§ **Task instructions**
Only a number is wanted: how many lines in the records below contain "this"?

§ **Record excerpts**
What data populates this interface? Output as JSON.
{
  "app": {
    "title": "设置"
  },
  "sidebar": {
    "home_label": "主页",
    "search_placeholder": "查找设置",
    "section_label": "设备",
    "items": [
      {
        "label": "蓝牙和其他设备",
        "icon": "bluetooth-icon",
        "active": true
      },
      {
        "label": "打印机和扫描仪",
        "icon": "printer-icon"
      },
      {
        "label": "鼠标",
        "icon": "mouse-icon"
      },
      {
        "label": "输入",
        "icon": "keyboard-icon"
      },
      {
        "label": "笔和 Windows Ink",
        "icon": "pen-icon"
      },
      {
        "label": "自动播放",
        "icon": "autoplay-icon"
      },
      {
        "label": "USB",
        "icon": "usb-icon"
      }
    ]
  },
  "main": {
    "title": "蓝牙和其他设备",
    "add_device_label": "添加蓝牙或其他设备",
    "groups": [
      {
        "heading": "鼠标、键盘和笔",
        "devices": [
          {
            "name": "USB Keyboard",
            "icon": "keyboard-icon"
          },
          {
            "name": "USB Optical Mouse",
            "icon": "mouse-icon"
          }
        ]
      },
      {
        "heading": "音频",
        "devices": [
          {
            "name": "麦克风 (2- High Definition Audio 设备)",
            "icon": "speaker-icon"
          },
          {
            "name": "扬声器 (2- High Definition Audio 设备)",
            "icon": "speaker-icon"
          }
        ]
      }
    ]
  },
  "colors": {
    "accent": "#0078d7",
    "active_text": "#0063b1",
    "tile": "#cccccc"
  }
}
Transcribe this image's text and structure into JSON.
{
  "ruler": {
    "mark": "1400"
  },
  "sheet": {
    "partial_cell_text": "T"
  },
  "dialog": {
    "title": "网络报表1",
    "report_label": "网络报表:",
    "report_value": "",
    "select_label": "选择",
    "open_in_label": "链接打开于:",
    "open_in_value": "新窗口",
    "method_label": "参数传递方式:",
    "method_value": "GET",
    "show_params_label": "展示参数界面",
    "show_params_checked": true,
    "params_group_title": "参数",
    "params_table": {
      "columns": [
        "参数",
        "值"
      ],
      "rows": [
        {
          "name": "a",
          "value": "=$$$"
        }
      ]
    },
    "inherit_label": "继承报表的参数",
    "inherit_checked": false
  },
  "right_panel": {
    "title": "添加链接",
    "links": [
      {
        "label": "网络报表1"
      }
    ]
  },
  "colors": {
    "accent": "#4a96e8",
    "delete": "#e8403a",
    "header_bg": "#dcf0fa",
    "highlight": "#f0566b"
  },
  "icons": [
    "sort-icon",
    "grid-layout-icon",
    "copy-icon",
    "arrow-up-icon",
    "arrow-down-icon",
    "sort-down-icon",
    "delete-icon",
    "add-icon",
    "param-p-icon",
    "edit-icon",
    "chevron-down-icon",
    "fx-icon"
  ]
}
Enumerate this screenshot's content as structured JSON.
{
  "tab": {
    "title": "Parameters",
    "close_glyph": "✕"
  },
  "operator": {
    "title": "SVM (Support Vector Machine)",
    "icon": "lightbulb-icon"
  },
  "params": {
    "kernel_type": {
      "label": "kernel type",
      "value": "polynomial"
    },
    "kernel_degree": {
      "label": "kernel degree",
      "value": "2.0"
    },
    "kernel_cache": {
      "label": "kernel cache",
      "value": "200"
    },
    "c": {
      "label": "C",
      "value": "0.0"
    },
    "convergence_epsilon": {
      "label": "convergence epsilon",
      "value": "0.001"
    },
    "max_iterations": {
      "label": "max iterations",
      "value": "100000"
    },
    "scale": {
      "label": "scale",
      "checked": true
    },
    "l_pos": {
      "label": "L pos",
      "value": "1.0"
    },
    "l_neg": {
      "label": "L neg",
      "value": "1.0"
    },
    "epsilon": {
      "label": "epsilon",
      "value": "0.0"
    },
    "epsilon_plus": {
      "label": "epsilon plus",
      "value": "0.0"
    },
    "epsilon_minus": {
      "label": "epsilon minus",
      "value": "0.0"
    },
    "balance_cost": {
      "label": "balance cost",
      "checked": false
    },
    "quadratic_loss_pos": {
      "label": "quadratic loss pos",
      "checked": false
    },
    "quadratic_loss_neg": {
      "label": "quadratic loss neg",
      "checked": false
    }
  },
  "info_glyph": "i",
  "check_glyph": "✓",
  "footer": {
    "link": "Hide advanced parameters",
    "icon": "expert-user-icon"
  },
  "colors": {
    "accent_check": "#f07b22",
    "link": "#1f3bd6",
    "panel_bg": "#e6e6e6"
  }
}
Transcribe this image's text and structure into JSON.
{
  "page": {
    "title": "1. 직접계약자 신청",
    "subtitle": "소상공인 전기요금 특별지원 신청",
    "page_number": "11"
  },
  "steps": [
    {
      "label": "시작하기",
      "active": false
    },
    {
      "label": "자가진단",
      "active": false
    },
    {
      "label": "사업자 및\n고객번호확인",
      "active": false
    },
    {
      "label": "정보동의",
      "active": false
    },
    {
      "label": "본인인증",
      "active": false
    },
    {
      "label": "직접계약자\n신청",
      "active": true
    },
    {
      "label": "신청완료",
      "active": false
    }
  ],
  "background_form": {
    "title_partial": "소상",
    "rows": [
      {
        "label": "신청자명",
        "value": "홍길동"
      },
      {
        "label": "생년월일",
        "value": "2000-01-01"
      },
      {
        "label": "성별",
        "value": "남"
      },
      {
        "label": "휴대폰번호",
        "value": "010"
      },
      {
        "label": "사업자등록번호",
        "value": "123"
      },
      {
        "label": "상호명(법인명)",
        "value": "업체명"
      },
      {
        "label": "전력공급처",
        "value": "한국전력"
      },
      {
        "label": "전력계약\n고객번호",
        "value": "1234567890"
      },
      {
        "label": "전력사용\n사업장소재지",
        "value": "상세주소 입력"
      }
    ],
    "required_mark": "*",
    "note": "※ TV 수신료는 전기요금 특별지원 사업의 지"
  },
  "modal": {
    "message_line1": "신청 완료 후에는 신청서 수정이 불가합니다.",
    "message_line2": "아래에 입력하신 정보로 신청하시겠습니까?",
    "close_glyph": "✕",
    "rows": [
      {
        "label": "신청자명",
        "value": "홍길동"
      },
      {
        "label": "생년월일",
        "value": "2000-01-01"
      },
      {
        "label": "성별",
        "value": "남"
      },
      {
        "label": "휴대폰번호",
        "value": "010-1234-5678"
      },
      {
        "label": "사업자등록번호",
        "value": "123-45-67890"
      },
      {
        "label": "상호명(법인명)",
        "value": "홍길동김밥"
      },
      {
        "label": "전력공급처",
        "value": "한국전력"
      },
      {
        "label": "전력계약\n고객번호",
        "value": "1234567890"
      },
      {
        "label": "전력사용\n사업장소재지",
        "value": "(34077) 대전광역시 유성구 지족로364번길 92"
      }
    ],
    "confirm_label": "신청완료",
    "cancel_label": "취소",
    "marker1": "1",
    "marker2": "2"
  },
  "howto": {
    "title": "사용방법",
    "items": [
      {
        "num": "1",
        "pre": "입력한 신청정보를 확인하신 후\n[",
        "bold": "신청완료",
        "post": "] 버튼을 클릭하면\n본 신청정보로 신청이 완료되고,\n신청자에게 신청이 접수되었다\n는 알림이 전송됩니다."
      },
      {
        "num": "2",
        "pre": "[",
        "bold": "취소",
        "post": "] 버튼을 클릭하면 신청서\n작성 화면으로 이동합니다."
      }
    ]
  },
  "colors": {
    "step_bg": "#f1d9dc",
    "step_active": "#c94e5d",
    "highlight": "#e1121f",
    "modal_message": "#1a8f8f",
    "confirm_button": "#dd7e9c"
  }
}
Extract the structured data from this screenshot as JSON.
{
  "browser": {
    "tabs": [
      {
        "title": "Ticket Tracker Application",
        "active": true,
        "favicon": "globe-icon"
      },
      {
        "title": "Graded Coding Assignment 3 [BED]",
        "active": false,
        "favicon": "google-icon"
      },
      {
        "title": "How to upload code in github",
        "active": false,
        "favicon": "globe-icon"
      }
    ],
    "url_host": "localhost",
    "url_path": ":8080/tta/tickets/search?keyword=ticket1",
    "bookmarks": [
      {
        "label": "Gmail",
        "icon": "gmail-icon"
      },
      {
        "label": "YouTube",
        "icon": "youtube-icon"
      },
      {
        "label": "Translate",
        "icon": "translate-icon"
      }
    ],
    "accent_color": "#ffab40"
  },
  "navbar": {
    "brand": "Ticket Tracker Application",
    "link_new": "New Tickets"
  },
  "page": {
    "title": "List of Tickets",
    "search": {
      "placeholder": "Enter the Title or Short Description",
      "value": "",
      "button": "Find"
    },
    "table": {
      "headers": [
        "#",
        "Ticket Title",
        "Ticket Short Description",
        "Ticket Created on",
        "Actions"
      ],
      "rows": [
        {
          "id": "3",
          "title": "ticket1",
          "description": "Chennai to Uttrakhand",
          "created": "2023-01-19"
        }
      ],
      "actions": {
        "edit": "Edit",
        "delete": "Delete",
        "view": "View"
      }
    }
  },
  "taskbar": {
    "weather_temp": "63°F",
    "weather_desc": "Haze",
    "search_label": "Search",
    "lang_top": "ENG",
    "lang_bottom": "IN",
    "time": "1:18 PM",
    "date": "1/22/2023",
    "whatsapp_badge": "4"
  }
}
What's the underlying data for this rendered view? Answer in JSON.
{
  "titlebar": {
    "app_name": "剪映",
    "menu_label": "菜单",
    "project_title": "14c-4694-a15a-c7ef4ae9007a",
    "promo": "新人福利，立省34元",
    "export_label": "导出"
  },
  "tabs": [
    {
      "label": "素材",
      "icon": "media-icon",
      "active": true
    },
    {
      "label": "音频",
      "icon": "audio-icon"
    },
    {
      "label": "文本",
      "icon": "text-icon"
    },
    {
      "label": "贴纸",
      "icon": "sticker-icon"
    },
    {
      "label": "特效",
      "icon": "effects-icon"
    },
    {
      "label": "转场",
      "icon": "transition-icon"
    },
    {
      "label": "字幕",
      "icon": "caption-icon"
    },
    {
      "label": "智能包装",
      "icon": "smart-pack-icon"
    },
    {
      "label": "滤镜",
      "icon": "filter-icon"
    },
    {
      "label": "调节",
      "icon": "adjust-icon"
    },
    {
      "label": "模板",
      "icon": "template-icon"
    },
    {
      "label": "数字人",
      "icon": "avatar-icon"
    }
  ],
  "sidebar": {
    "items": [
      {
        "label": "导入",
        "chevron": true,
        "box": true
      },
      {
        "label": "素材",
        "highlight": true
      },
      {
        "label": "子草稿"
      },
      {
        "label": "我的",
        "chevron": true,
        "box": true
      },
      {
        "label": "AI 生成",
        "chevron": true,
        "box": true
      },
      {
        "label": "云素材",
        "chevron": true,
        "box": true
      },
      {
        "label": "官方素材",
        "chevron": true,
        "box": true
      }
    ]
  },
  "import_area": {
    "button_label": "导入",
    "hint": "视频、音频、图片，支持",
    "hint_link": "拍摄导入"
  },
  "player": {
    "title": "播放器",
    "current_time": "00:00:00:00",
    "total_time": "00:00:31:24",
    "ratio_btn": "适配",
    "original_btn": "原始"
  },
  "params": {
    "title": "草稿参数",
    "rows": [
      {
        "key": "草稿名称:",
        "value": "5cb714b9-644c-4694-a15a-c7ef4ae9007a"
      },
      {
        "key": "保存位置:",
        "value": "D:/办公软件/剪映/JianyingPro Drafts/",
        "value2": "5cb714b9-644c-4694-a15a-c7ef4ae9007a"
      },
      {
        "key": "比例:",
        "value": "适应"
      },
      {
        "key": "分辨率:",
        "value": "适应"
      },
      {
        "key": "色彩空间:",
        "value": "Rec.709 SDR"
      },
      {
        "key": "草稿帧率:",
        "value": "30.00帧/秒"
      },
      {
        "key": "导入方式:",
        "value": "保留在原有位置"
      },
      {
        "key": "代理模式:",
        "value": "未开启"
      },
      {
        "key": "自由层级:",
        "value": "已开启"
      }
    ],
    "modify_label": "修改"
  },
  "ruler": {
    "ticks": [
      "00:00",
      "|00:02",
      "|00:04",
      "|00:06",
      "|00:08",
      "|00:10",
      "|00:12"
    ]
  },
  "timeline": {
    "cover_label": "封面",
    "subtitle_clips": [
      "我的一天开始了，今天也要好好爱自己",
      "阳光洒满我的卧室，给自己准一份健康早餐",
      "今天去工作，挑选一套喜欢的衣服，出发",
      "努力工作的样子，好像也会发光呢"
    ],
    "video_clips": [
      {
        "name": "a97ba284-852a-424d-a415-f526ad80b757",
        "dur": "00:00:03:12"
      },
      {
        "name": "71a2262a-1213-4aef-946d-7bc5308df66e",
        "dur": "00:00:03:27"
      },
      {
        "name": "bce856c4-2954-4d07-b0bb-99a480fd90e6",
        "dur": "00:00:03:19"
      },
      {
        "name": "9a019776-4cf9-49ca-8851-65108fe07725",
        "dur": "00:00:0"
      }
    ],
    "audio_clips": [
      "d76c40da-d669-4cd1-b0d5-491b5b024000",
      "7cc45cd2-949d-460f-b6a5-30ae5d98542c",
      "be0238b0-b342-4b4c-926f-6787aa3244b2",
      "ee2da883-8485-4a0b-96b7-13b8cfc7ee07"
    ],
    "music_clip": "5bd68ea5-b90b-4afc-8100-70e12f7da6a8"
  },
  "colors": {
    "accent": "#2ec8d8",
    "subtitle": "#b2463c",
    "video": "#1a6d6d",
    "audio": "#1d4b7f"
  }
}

§ **Task output**
6